• _PROBLEM DESCRIPTION_
Gather the lines below that include the string "Windows", copying each in full.
::: SUPPLIED MATERIAL :::
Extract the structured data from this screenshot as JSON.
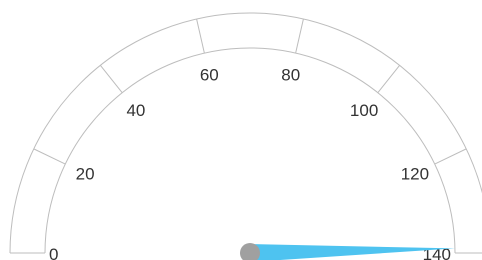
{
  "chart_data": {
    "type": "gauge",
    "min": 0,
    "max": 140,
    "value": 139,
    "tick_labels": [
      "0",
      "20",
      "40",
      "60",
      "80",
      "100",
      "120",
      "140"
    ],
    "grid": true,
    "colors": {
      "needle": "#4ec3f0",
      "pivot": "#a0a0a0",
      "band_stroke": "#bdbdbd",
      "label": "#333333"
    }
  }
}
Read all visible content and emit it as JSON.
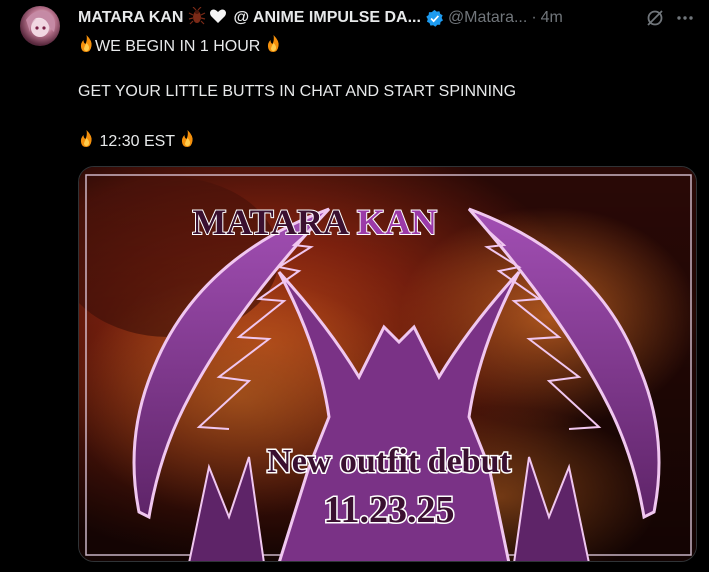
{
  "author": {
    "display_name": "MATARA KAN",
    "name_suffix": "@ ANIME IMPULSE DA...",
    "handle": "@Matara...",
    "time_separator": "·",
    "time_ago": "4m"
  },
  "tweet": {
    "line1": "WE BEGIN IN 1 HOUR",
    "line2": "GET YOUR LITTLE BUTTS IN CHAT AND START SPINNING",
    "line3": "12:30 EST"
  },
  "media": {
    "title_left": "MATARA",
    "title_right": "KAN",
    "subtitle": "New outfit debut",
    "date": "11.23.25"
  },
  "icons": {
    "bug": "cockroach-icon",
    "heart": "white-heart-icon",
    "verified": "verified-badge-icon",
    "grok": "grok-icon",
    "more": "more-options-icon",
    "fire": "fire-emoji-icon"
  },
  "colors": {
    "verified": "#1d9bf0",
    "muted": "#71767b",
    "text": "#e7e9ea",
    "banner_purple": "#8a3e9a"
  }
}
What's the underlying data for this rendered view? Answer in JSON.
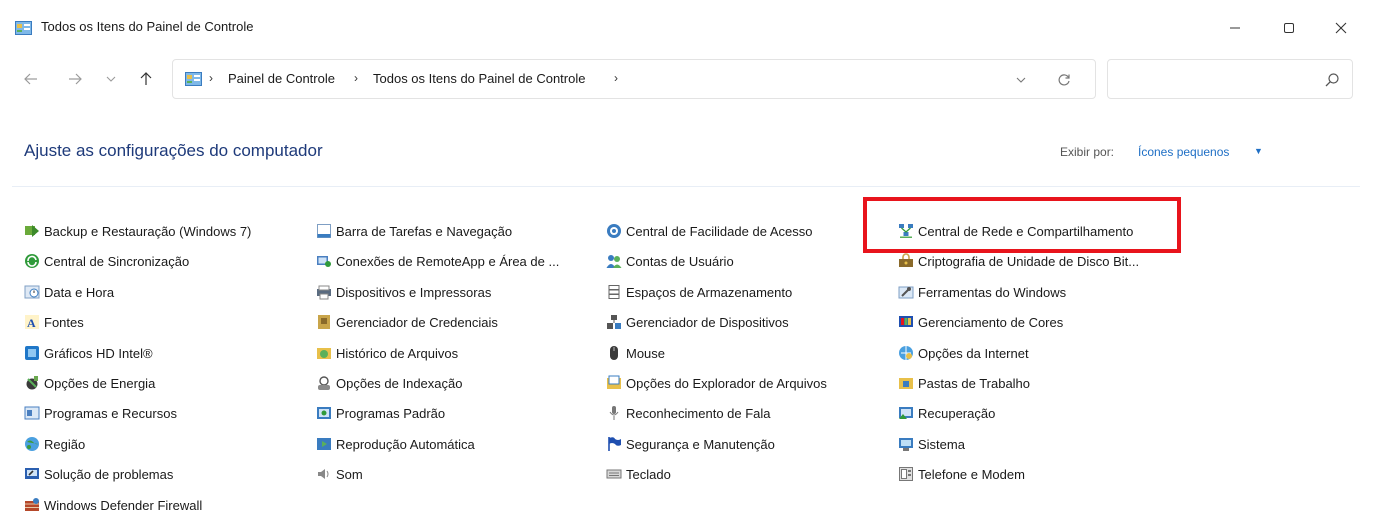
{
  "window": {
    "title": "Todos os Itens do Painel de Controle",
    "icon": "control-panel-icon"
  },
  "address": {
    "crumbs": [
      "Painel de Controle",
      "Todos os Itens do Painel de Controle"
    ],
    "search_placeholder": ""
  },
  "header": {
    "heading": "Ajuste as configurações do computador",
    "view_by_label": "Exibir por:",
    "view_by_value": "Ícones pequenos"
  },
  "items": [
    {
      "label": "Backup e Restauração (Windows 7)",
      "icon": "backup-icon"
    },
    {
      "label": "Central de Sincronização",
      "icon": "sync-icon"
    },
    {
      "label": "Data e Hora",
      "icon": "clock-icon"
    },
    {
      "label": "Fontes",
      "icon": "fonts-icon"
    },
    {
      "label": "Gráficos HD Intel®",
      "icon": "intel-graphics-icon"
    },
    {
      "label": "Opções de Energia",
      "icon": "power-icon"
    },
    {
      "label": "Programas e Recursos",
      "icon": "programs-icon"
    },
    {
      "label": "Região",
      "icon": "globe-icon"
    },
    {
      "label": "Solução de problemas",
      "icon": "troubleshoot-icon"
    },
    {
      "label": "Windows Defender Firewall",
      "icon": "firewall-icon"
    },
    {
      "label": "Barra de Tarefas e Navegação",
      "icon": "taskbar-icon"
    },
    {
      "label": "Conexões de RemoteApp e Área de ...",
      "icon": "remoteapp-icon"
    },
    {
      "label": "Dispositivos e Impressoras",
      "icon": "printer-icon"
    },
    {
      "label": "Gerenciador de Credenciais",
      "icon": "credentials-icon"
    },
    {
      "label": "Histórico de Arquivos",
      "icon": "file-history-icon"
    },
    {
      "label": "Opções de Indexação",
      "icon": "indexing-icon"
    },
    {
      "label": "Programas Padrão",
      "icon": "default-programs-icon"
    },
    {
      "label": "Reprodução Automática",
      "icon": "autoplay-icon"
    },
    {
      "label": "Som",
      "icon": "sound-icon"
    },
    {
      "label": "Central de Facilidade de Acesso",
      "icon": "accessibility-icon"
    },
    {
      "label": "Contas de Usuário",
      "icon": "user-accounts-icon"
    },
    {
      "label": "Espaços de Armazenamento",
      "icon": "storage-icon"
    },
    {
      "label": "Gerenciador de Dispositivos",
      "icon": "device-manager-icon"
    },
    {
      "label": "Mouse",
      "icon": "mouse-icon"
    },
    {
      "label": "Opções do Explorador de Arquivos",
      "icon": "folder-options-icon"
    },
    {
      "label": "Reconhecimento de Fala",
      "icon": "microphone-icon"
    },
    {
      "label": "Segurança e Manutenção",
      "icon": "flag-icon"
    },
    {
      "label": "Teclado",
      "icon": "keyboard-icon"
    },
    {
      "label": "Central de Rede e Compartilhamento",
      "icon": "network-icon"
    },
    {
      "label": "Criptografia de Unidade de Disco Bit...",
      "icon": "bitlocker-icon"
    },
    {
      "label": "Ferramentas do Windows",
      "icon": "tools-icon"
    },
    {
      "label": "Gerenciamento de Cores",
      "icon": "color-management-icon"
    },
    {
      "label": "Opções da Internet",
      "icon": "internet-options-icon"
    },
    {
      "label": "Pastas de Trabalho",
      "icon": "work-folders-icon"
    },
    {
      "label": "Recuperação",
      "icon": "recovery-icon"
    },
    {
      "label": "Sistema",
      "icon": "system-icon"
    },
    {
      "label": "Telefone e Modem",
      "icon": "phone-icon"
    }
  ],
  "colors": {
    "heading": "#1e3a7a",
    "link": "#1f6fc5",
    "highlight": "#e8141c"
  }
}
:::
• _ANSWER SECTION_
      "label": "Backup e Restauração (Windows 7)",
      "label": "Windows Defender Firewall",
      "label": "Ferramentas do Windows",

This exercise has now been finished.